Our strategy

To enhance public understanding of inequality based on gender, race, and ethnicity, our work supports new kinds of organizing, networks, collaboration, and strategies that include and go beyond the gains made through legal and policy advocacy. Through our commitment to building institutions and networks, we make long-term investments in organizations that are pivotal in fighting inequality and making meaningful progress in this area. We engage groups that are testing new strategies and alliances and that are expanding tactics beyond shifting rules to advancing cultural change. 


Advancing Freedom and Dignity

Our work focuses on countering abuses of power and reimagining the state’s role in protecting the safety and dignity of all people. This looks different in different places: from the mass incarceration of young men of color in the U.S. to violence against indigenous leaders and social justice activists in Latin America to the brutal repression of LGBT people and those who are HIV positive in parts of Africa.

We support efforts to strengthen the rights and influence of those who are most affected by violence and suppression, shift repressive power dynamics, promote alternative models of justice, change public perception, and shape policy—and engage state authorities as partners in that process.

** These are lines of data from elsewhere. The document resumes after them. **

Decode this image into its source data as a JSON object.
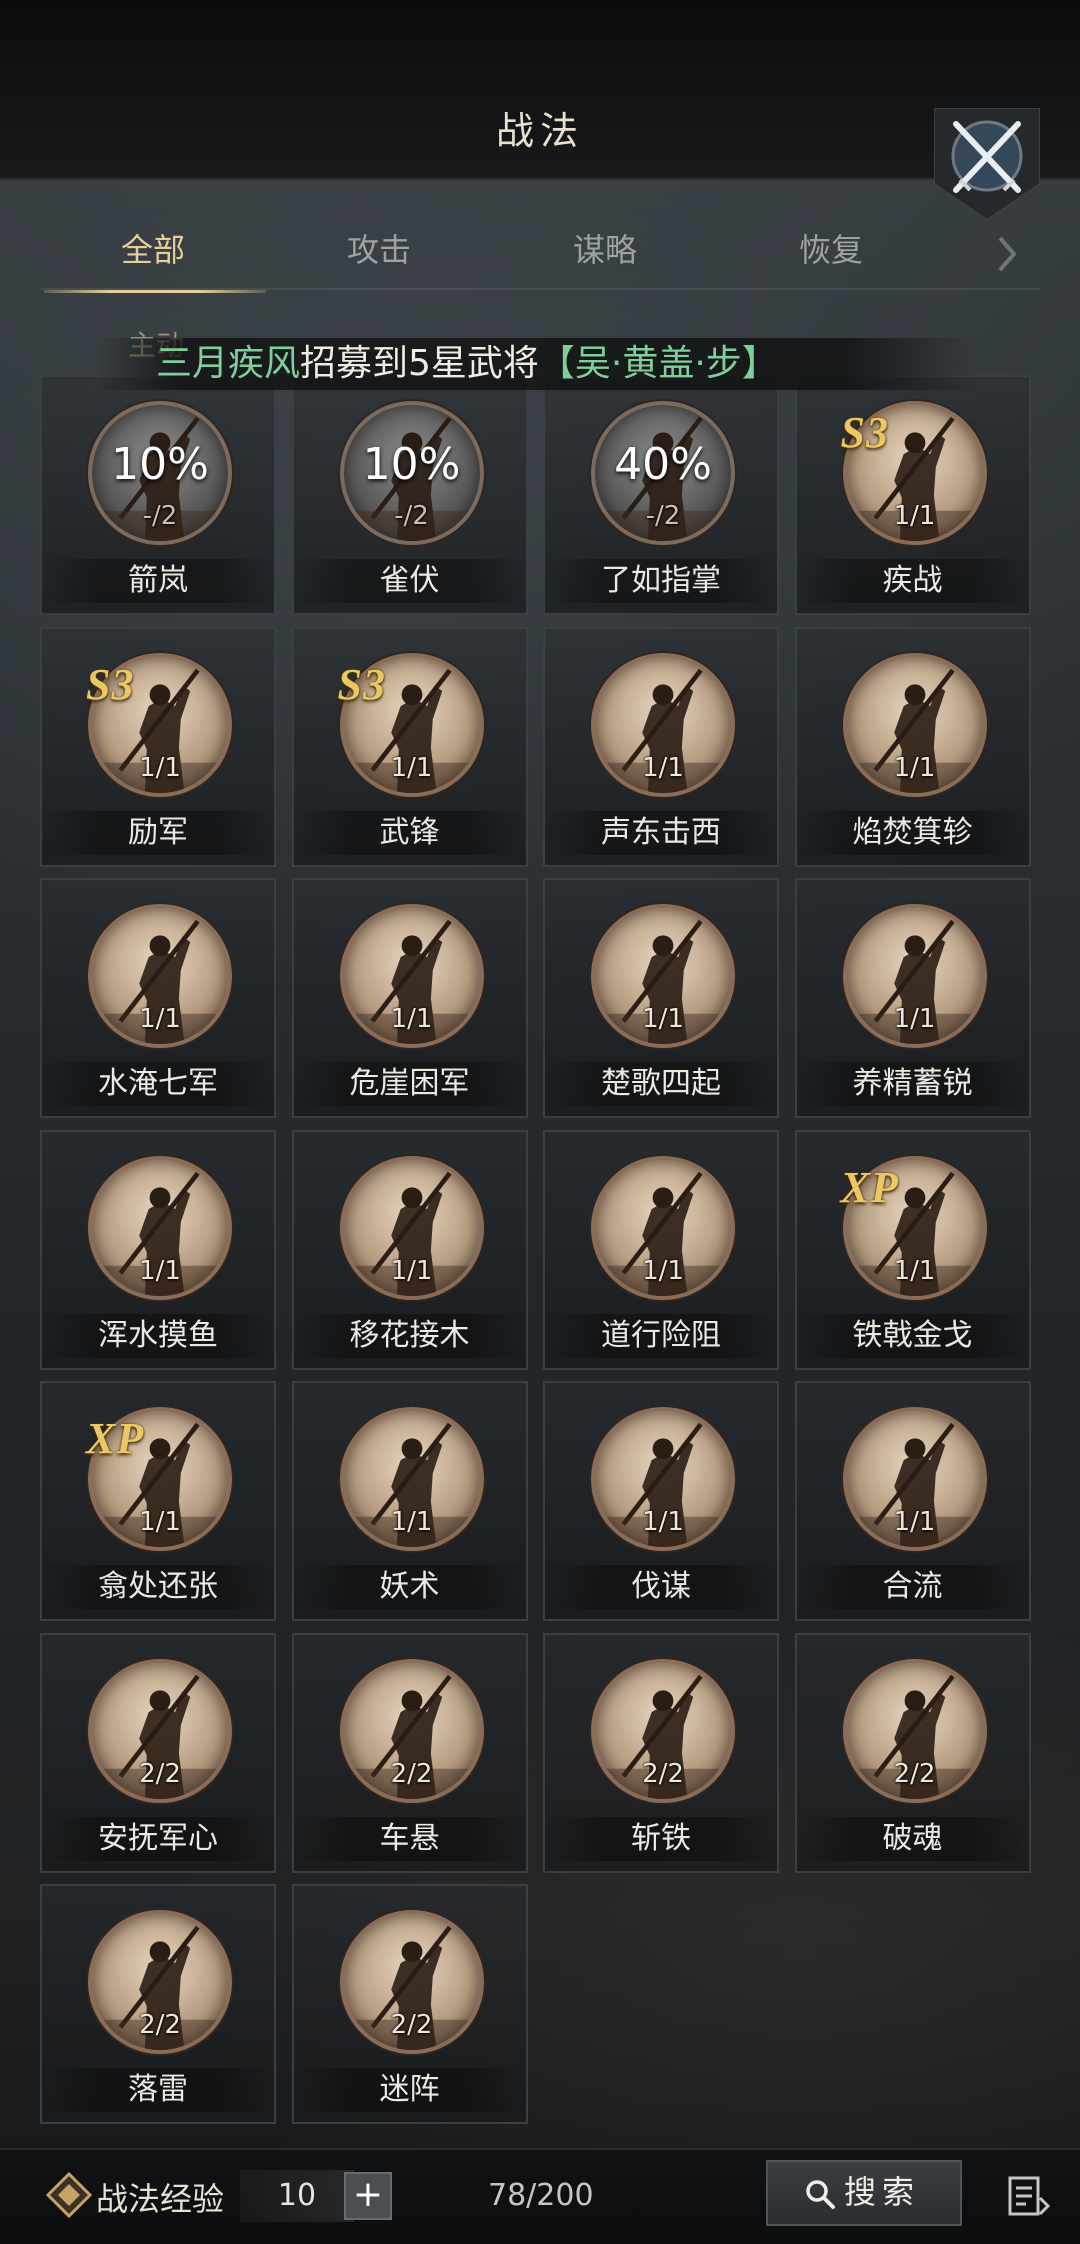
{
  "header": {
    "title": "战法"
  },
  "tabs": [
    {
      "label": "全部",
      "active": true
    },
    {
      "label": "攻击",
      "active": false
    },
    {
      "label": "谋略",
      "active": false
    },
    {
      "label": "恢复",
      "active": false
    }
  ],
  "section": {
    "label": "主动"
  },
  "marquee": {
    "player": "三月疾风",
    "text": "招募到5星武将",
    "general": "【吴·黄盖·步】"
  },
  "skills": [
    {
      "name": "箭岚",
      "count": "-/2",
      "progress": "10%",
      "badge": "",
      "locked": true
    },
    {
      "name": "雀伏",
      "count": "-/2",
      "progress": "10%",
      "badge": "",
      "locked": true
    },
    {
      "name": "了如指掌",
      "count": "-/2",
      "progress": "40%",
      "badge": "",
      "locked": true
    },
    {
      "name": "疾战",
      "count": "1/1",
      "progress": "",
      "badge": "S3",
      "locked": false
    },
    {
      "name": "励军",
      "count": "1/1",
      "progress": "",
      "badge": "S3",
      "locked": false
    },
    {
      "name": "武锋",
      "count": "1/1",
      "progress": "",
      "badge": "S3",
      "locked": false
    },
    {
      "name": "声东击西",
      "count": "1/1",
      "progress": "",
      "badge": "",
      "locked": false
    },
    {
      "name": "焰焚箕轸",
      "count": "1/1",
      "progress": "",
      "badge": "",
      "locked": false
    },
    {
      "name": "水淹七军",
      "count": "1/1",
      "progress": "",
      "badge": "",
      "locked": false
    },
    {
      "name": "危崖困军",
      "count": "1/1",
      "progress": "",
      "badge": "",
      "locked": false
    },
    {
      "name": "楚歌四起",
      "count": "1/1",
      "progress": "",
      "badge": "",
      "locked": false
    },
    {
      "name": "养精蓄锐",
      "count": "1/1",
      "progress": "",
      "badge": "",
      "locked": false
    },
    {
      "name": "浑水摸鱼",
      "count": "1/1",
      "progress": "",
      "badge": "",
      "locked": false
    },
    {
      "name": "移花接木",
      "count": "1/1",
      "progress": "",
      "badge": "",
      "locked": false
    },
    {
      "name": "道行险阻",
      "count": "1/1",
      "progress": "",
      "badge": "",
      "locked": false
    },
    {
      "name": "铁戟金戈",
      "count": "1/1",
      "progress": "",
      "badge": "XP",
      "locked": false
    },
    {
      "name": "翕处还张",
      "count": "1/1",
      "progress": "",
      "badge": "XP",
      "locked": false
    },
    {
      "name": "妖术",
      "count": "1/1",
      "progress": "",
      "badge": "",
      "locked": false
    },
    {
      "name": "伐谋",
      "count": "1/1",
      "progress": "",
      "badge": "",
      "locked": false
    },
    {
      "name": "合流",
      "count": "1/1",
      "progress": "",
      "badge": "",
      "locked": false
    },
    {
      "name": "安抚军心",
      "count": "2/2",
      "progress": "",
      "badge": "",
      "locked": false
    },
    {
      "name": "车悬",
      "count": "2/2",
      "progress": "",
      "badge": "",
      "locked": false
    },
    {
      "name": "斩铁",
      "count": "2/2",
      "progress": "",
      "badge": "",
      "locked": false
    },
    {
      "name": "破魂",
      "count": "2/2",
      "progress": "",
      "badge": "",
      "locked": false
    },
    {
      "name": "落雷",
      "count": "2/2",
      "progress": "",
      "badge": "",
      "locked": false
    },
    {
      "name": "迷阵",
      "count": "2/2",
      "progress": "",
      "badge": "",
      "locked": false
    }
  ],
  "footer": {
    "exp_label": "战法经验",
    "exp_value": "10",
    "plus_label": "+",
    "capacity": "78/200",
    "search_label": "搜索"
  },
  "colors": {
    "accent": "#e7cf97",
    "marquee_highlight": "#7fcf9a",
    "badge": "#ecc865"
  },
  "icons": [
    "crossed-swords-icon",
    "chevron-right-icon",
    "warrior-figure-icon",
    "exp-token-icon",
    "search-icon",
    "menu-list-icon"
  ]
}
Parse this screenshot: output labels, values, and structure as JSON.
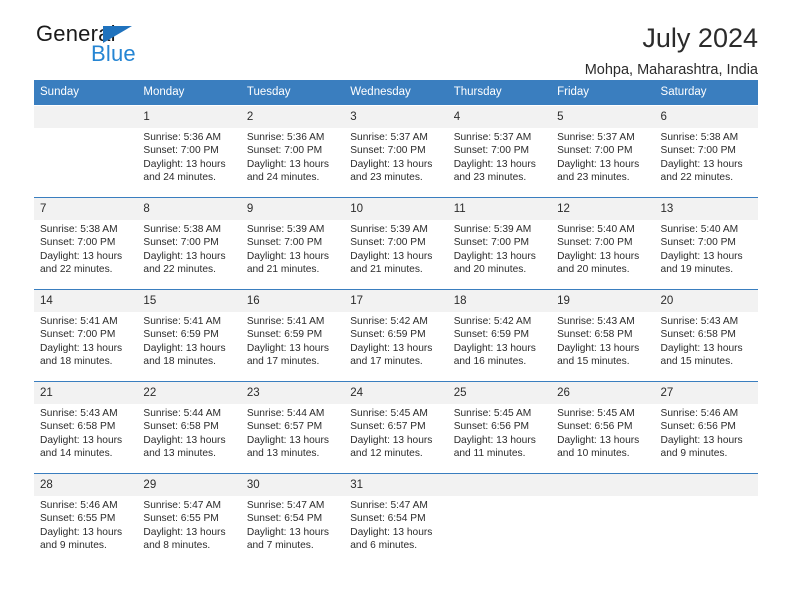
{
  "brand": {
    "name_top": "General",
    "name_bottom": "Blue",
    "flag_icon": "triangle-flag-icon",
    "color_dark": "#1a1a1a",
    "color_blue": "#2585d3",
    "flag_color": "#1f72bd"
  },
  "header": {
    "title": "July 2024",
    "subtitle": "Mohpa, Maharashtra, India"
  },
  "colors": {
    "header_band": "#3a7ebf",
    "daynum_band": "#f2f2f2",
    "text": "#2b2b2b"
  },
  "calendar": {
    "weekdays": [
      "Sunday",
      "Monday",
      "Tuesday",
      "Wednesday",
      "Thursday",
      "Friday",
      "Saturday"
    ],
    "weeks": [
      [
        {
          "day": "",
          "lines": []
        },
        {
          "day": "1",
          "lines": [
            "Sunrise: 5:36 AM",
            "Sunset: 7:00 PM",
            "Daylight: 13 hours",
            "and 24 minutes."
          ]
        },
        {
          "day": "2",
          "lines": [
            "Sunrise: 5:36 AM",
            "Sunset: 7:00 PM",
            "Daylight: 13 hours",
            "and 24 minutes."
          ]
        },
        {
          "day": "3",
          "lines": [
            "Sunrise: 5:37 AM",
            "Sunset: 7:00 PM",
            "Daylight: 13 hours",
            "and 23 minutes."
          ]
        },
        {
          "day": "4",
          "lines": [
            "Sunrise: 5:37 AM",
            "Sunset: 7:00 PM",
            "Daylight: 13 hours",
            "and 23 minutes."
          ]
        },
        {
          "day": "5",
          "lines": [
            "Sunrise: 5:37 AM",
            "Sunset: 7:00 PM",
            "Daylight: 13 hours",
            "and 23 minutes."
          ]
        },
        {
          "day": "6",
          "lines": [
            "Sunrise: 5:38 AM",
            "Sunset: 7:00 PM",
            "Daylight: 13 hours",
            "and 22 minutes."
          ]
        }
      ],
      [
        {
          "day": "7",
          "lines": [
            "Sunrise: 5:38 AM",
            "Sunset: 7:00 PM",
            "Daylight: 13 hours",
            "and 22 minutes."
          ]
        },
        {
          "day": "8",
          "lines": [
            "Sunrise: 5:38 AM",
            "Sunset: 7:00 PM",
            "Daylight: 13 hours",
            "and 22 minutes."
          ]
        },
        {
          "day": "9",
          "lines": [
            "Sunrise: 5:39 AM",
            "Sunset: 7:00 PM",
            "Daylight: 13 hours",
            "and 21 minutes."
          ]
        },
        {
          "day": "10",
          "lines": [
            "Sunrise: 5:39 AM",
            "Sunset: 7:00 PM",
            "Daylight: 13 hours",
            "and 21 minutes."
          ]
        },
        {
          "day": "11",
          "lines": [
            "Sunrise: 5:39 AM",
            "Sunset: 7:00 PM",
            "Daylight: 13 hours",
            "and 20 minutes."
          ]
        },
        {
          "day": "12",
          "lines": [
            "Sunrise: 5:40 AM",
            "Sunset: 7:00 PM",
            "Daylight: 13 hours",
            "and 20 minutes."
          ]
        },
        {
          "day": "13",
          "lines": [
            "Sunrise: 5:40 AM",
            "Sunset: 7:00 PM",
            "Daylight: 13 hours",
            "and 19 minutes."
          ]
        }
      ],
      [
        {
          "day": "14",
          "lines": [
            "Sunrise: 5:41 AM",
            "Sunset: 7:00 PM",
            "Daylight: 13 hours",
            "and 18 minutes."
          ]
        },
        {
          "day": "15",
          "lines": [
            "Sunrise: 5:41 AM",
            "Sunset: 6:59 PM",
            "Daylight: 13 hours",
            "and 18 minutes."
          ]
        },
        {
          "day": "16",
          "lines": [
            "Sunrise: 5:41 AM",
            "Sunset: 6:59 PM",
            "Daylight: 13 hours",
            "and 17 minutes."
          ]
        },
        {
          "day": "17",
          "lines": [
            "Sunrise: 5:42 AM",
            "Sunset: 6:59 PM",
            "Daylight: 13 hours",
            "and 17 minutes."
          ]
        },
        {
          "day": "18",
          "lines": [
            "Sunrise: 5:42 AM",
            "Sunset: 6:59 PM",
            "Daylight: 13 hours",
            "and 16 minutes."
          ]
        },
        {
          "day": "19",
          "lines": [
            "Sunrise: 5:43 AM",
            "Sunset: 6:58 PM",
            "Daylight: 13 hours",
            "and 15 minutes."
          ]
        },
        {
          "day": "20",
          "lines": [
            "Sunrise: 5:43 AM",
            "Sunset: 6:58 PM",
            "Daylight: 13 hours",
            "and 15 minutes."
          ]
        }
      ],
      [
        {
          "day": "21",
          "lines": [
            "Sunrise: 5:43 AM",
            "Sunset: 6:58 PM",
            "Daylight: 13 hours",
            "and 14 minutes."
          ]
        },
        {
          "day": "22",
          "lines": [
            "Sunrise: 5:44 AM",
            "Sunset: 6:58 PM",
            "Daylight: 13 hours",
            "and 13 minutes."
          ]
        },
        {
          "day": "23",
          "lines": [
            "Sunrise: 5:44 AM",
            "Sunset: 6:57 PM",
            "Daylight: 13 hours",
            "and 13 minutes."
          ]
        },
        {
          "day": "24",
          "lines": [
            "Sunrise: 5:45 AM",
            "Sunset: 6:57 PM",
            "Daylight: 13 hours",
            "and 12 minutes."
          ]
        },
        {
          "day": "25",
          "lines": [
            "Sunrise: 5:45 AM",
            "Sunset: 6:56 PM",
            "Daylight: 13 hours",
            "and 11 minutes."
          ]
        },
        {
          "day": "26",
          "lines": [
            "Sunrise: 5:45 AM",
            "Sunset: 6:56 PM",
            "Daylight: 13 hours",
            "and 10 minutes."
          ]
        },
        {
          "day": "27",
          "lines": [
            "Sunrise: 5:46 AM",
            "Sunset: 6:56 PM",
            "Daylight: 13 hours",
            "and 9 minutes."
          ]
        }
      ],
      [
        {
          "day": "28",
          "lines": [
            "Sunrise: 5:46 AM",
            "Sunset: 6:55 PM",
            "Daylight: 13 hours",
            "and 9 minutes."
          ]
        },
        {
          "day": "29",
          "lines": [
            "Sunrise: 5:47 AM",
            "Sunset: 6:55 PM",
            "Daylight: 13 hours",
            "and 8 minutes."
          ]
        },
        {
          "day": "30",
          "lines": [
            "Sunrise: 5:47 AM",
            "Sunset: 6:54 PM",
            "Daylight: 13 hours",
            "and 7 minutes."
          ]
        },
        {
          "day": "31",
          "lines": [
            "Sunrise: 5:47 AM",
            "Sunset: 6:54 PM",
            "Daylight: 13 hours",
            "and 6 minutes."
          ]
        },
        {
          "day": "",
          "lines": []
        },
        {
          "day": "",
          "lines": []
        },
        {
          "day": "",
          "lines": []
        }
      ]
    ]
  }
}
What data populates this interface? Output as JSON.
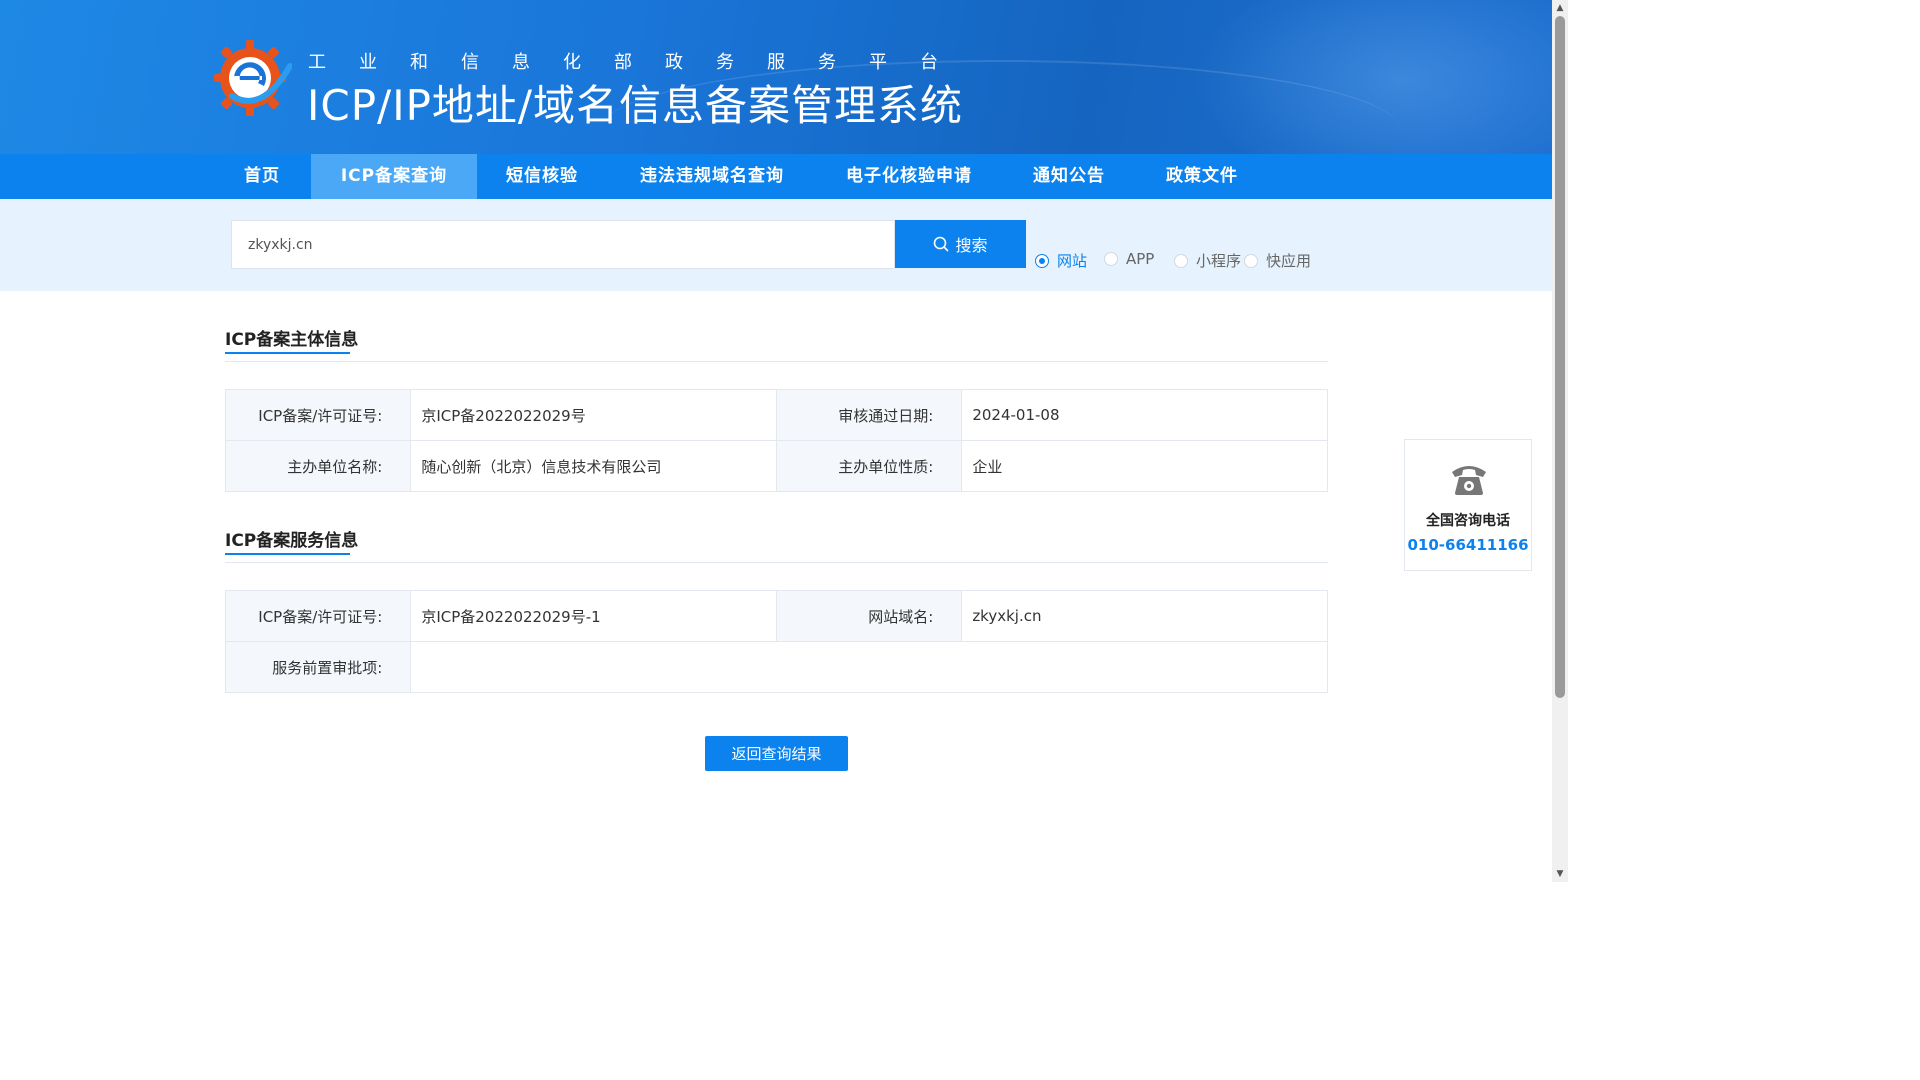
{
  "header": {
    "subtitle_chars": [
      "工",
      "业",
      "和",
      "信",
      "息",
      "化",
      "部",
      "政",
      "务",
      "服",
      "务",
      "平",
      "台"
    ],
    "title": "ICP/IP地址/域名信息备案管理系统",
    "logo_icon": "gear-e-logo-icon"
  },
  "nav": {
    "items": [
      {
        "label": "首页"
      },
      {
        "label": "ICP备案查询",
        "active": true
      },
      {
        "label": "短信核验"
      },
      {
        "label": "违法违规域名查询"
      },
      {
        "label": "电子化核验申请"
      },
      {
        "label": "通知公告"
      },
      {
        "label": "政策文件"
      }
    ]
  },
  "search": {
    "value": "zkyxkj.cn",
    "button_label": "搜索",
    "types": [
      {
        "label": "网站",
        "checked": true
      },
      {
        "label": "APP"
      },
      {
        "label": "小程序"
      },
      {
        "label": "快应用"
      }
    ]
  },
  "subject_info": {
    "title": "ICP备案主体信息",
    "rows": [
      {
        "k1": "ICP备案/许可证号:",
        "v1": "京ICP备2022022029号",
        "k2": "审核通过日期:",
        "v2": "2024-01-08"
      },
      {
        "k1": "主办单位名称:",
        "v1": "随心创新（北京）信息技术有限公司",
        "k2": "主办单位性质:",
        "v2": "企业"
      }
    ]
  },
  "service_info": {
    "title": "ICP备案服务信息",
    "row1": {
      "k1": "ICP备案/许可证号:",
      "v1": "京ICP备2022022029号-1",
      "k2": "网站域名:",
      "v2": "zkyxkj.cn"
    },
    "row2": {
      "k1": "服务前置审批项:",
      "v1": ""
    }
  },
  "back_button_label": "返回查询结果",
  "contact": {
    "label": "全国咨询电话",
    "phone": "010-66411166",
    "icon": "telephone-icon"
  },
  "colors": {
    "primary": "#0b82ee",
    "nav_active": "#4aa8f7",
    "search_band": "#e6f2fd"
  }
}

Anticipated Outcomes

Reduced mass incarceration, detention, and deportation
Criminal and immigration policies and practices are reformed, with a significant reduction in the overall numbers and racial disparity of people incarcerated at the state and local levels, and immigrants subject to detention and mass deportation.
A shift away from criminalization
Policies and practices that lead public safety institutions to disproportionately harass, surveil, arrest, or detain marginalized communities are repealed and prevented. At the same time, affirmative policies uphold the state’s responsibility to protect the safety of its people.

Expanding the Rights and Agency of Women and Girls

Strengthening the rights of women and girls is an integral part of all our programs. This strategy is focused on strengthening organizations, building networks, and developing new leadership that explicitly address the rights of women and girls—both on their own terms, and as part of the agendas of other identity-based movements and social justice efforts—with the goal of improving the lives of women and girls who are marginalized by race, ethnicity, and class. This means moving beyond understanding girls and women as the beneficiaries of global and national development programs, to ensuring that they are setting the priorities and leading the design of such plans.

A priority is broadening the base of support for sexual and reproductive justice as part of a broader social justice strategy. This includes support for legal and policy work, communications and journalism, and helping women’s rights networks develop strategies that cross national and regional boundaries. It also includes support for efforts to strengthen the connections between the movement for reproductive and gender justice, and those working to advance economic and racial justice, and criminal justice reform.

Anticipated Outcomes

Strengthened reproductive and gender justice
Laws, policies, and public narratives that disparately restrict the sexual and reproductive rights of women of color, women living with HIV, and low-income women are rejected. In their place, affirmative laws, policies, and narratives advance and are strengthened at the federal level, and in disparately impacted areas like the US South.
What we don’t fund

We do not fund standalone conferences and individual research projects that are not linked to ongoing strategy support, and we do not fund individual degrees and fellowships. We also do not support work in the following areas: juvenile justice, the school to prison pipeline, prisoner re-entry services, employment and civic engagement of formerly incarcerated people, indigent defense reform, civil access to justice, conditions of confinement, death penalty, wrongful convictions, broad-based strategies to achieve comprehensive immigration reform, immigrant labor issues, naturalization and civic engagement of immigrants, educational and health access for immigrants, language access, asylum and refugee rights, spatial segregation, voting rights, employment inequality, the wealth gap and educational attainment/affirmative action, sexuality education, Latin America SRHR and HIV/AIDS, gender-based violence, human trafficking, and sex trafficking.